The Tokyo District Court recently rejected a lawsuit by a Kyoto resident seeking reimbursement for Bitcoin he lost during the last year’s Mt. Gox hack.
As reported by a Japanese daily, the court made the said judgements after considering virtual currencies as the assets that cannot be owned by anyone. In spite of sounding ridiculous, this new definition of Bitcoin robbed the aforementioned petitioner — and other Mt. Gox plaintiffs — of their rights to recover their lost funds from the bankrupt exchange.
Presiding Judge Masumi Kurachi explained the reason behind putting Bitcoin in a self-ruling category, saying that it lacks the properties that could have made it an intangible property. He acknowledged that, unlike properties that take space and allow one to have an exclusive control, Bitcoin is more like a slippery asset because “transactions between users are structured in such a way that calls for the involvement of a third party”.

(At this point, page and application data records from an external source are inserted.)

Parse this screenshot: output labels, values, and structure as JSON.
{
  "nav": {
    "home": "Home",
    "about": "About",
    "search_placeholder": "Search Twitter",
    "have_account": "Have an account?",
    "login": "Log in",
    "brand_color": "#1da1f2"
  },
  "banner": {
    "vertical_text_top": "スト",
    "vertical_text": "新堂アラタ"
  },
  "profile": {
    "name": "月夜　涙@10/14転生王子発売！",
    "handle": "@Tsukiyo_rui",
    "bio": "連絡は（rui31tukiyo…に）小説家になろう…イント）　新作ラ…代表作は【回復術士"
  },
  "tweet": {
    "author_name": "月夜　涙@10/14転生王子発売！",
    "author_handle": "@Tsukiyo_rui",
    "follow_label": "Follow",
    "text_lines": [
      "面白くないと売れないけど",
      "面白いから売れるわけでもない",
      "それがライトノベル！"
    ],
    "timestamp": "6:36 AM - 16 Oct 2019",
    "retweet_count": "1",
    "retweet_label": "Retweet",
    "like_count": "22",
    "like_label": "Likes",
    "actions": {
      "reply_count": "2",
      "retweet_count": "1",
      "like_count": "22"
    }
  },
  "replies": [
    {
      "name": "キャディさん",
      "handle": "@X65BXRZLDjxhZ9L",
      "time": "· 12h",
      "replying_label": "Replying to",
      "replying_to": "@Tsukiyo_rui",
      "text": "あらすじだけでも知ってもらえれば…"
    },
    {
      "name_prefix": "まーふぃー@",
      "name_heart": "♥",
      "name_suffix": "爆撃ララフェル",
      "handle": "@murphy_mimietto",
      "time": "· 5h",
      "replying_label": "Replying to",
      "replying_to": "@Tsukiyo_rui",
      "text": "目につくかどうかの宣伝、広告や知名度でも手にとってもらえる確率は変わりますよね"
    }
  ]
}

It also explains the loopholes made by the side of the petitioner, who was found representing himself without a lawyer. The plaintiff first had to